### DATA EXTRACT
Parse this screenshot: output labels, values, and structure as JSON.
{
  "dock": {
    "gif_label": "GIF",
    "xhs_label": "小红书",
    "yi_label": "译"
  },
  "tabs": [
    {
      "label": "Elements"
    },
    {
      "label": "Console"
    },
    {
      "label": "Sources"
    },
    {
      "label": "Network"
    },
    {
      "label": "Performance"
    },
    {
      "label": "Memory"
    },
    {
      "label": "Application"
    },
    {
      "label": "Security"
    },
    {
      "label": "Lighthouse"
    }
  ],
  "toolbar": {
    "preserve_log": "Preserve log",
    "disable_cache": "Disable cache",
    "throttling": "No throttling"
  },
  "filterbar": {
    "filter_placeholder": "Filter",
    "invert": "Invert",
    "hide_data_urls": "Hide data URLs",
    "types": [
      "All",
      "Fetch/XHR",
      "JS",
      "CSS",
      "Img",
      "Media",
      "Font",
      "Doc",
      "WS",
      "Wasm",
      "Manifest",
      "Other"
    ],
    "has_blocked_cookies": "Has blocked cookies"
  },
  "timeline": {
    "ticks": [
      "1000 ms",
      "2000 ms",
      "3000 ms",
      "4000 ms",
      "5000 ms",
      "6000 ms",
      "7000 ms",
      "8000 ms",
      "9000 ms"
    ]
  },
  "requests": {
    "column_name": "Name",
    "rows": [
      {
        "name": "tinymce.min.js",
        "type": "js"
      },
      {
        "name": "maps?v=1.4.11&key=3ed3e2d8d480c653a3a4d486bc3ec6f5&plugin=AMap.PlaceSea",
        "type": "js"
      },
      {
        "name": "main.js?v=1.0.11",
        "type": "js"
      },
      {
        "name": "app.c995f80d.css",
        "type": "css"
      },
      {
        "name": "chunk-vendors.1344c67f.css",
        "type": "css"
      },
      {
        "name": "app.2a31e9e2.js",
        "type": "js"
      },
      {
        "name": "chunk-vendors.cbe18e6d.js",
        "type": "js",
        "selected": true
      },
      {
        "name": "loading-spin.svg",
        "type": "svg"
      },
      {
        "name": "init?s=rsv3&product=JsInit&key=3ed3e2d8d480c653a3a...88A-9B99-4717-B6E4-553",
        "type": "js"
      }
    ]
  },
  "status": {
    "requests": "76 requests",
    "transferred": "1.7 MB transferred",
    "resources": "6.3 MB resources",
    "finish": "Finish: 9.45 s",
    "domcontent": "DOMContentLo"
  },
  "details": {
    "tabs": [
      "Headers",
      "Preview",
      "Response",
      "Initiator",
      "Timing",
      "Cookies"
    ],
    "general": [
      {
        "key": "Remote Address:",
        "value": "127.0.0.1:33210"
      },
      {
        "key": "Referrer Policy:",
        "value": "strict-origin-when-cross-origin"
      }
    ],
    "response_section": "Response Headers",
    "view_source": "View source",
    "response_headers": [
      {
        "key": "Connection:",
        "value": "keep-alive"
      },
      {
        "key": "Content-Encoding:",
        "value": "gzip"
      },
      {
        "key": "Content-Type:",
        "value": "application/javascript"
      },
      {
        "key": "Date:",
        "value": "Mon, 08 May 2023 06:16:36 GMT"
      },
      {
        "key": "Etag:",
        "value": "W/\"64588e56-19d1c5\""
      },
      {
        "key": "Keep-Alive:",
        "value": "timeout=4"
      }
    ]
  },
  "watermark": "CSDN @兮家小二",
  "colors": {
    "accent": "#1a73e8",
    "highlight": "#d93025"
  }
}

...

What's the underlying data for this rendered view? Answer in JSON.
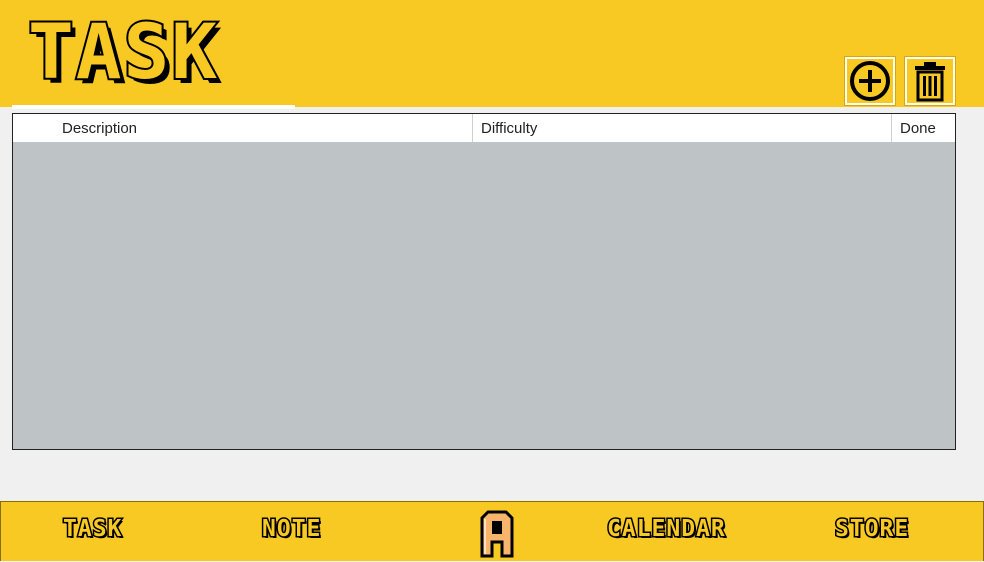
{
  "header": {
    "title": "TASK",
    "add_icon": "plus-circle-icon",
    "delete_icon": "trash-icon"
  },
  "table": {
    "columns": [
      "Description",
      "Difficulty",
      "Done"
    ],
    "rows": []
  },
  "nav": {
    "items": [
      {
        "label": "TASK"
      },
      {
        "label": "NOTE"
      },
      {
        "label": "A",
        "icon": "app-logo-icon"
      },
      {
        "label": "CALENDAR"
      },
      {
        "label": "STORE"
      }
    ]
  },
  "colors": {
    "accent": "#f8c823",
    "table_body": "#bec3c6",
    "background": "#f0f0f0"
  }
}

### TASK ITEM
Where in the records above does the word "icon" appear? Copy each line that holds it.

### RESPONSE TO THIS EXERCISE
    "add_icon": "plus-circle-icon",
    "delete_icon": "trash-icon"
        "icon": "app-logo-icon"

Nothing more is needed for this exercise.